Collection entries
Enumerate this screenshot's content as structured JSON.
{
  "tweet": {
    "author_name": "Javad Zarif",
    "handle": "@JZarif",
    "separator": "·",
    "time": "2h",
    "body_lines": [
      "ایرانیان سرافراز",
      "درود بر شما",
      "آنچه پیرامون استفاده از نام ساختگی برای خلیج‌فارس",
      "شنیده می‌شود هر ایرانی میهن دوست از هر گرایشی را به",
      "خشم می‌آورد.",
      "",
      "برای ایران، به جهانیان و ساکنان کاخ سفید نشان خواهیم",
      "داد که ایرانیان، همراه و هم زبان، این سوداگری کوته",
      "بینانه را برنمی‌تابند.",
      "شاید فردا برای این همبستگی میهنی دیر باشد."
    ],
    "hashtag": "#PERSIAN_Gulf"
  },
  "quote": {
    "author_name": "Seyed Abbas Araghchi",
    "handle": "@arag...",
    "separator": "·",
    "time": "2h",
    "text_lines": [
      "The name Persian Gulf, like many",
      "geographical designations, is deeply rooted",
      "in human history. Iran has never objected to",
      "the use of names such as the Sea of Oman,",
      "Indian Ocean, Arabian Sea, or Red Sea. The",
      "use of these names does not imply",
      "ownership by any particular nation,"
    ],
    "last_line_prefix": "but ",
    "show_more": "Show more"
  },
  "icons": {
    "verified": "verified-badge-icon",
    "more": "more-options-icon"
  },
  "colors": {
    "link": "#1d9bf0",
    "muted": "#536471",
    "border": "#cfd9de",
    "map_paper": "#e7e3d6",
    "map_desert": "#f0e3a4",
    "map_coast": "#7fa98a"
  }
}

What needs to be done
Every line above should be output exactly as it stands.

Response to the task
Enumerate this screenshot's content as structured JSON.
{
  "tweet": {
    "author_name": "Javad Zarif",
    "handle": "@JZarif",
    "separator": "·",
    "time": "2h",
    "body_lines": [
      "ایرانیان سرافراز",
      "درود بر شما",
      "آنچه پیرامون استفاده از نام ساختگی برای خلیج‌فارس",
      "شنیده می‌شود هر ایرانی میهن دوست از هر گرایشی را به",
      "خشم می‌آورد.",
      "",
      "برای ایران، به جهانیان و ساکنان کاخ سفید نشان خواهیم",
      "داد که ایرانیان، همراه و هم زبان، این سوداگری کوته",
      "بینانه را برنمی‌تابند.",
      "شاید فردا برای این همبستگی میهنی دیر باشد."
    ],
    "hashtag": "#PERSIAN_Gulf"
  },
  "quote": {
    "author_name": "Seyed Abbas Araghchi",
    "handle": "@arag...",
    "separator": "·",
    "time": "2h",
    "text_lines": [
      "The name Persian Gulf, like many",
      "geographical designations, is deeply rooted",
      "in human history. Iran has never objected to",
      "the use of names such as the Sea of Oman,",
      "Indian Ocean, Arabian Sea, or Red Sea. The",
      "use of these names does not imply",
      "ownership by any particular nation,"
    ],
    "last_line_prefix": "but ",
    "show_more": "Show more"
  },
  "icons": {
    "verified": "verified-badge-icon",
    "more": "more-options-icon"
  },
  "colors": {
    "link": "#1d9bf0",
    "muted": "#536471",
    "border": "#cfd9de",
    "map_paper": "#e7e3d6",
    "map_desert": "#f0e3a4",
    "map_coast": "#7fa98a"
  }
}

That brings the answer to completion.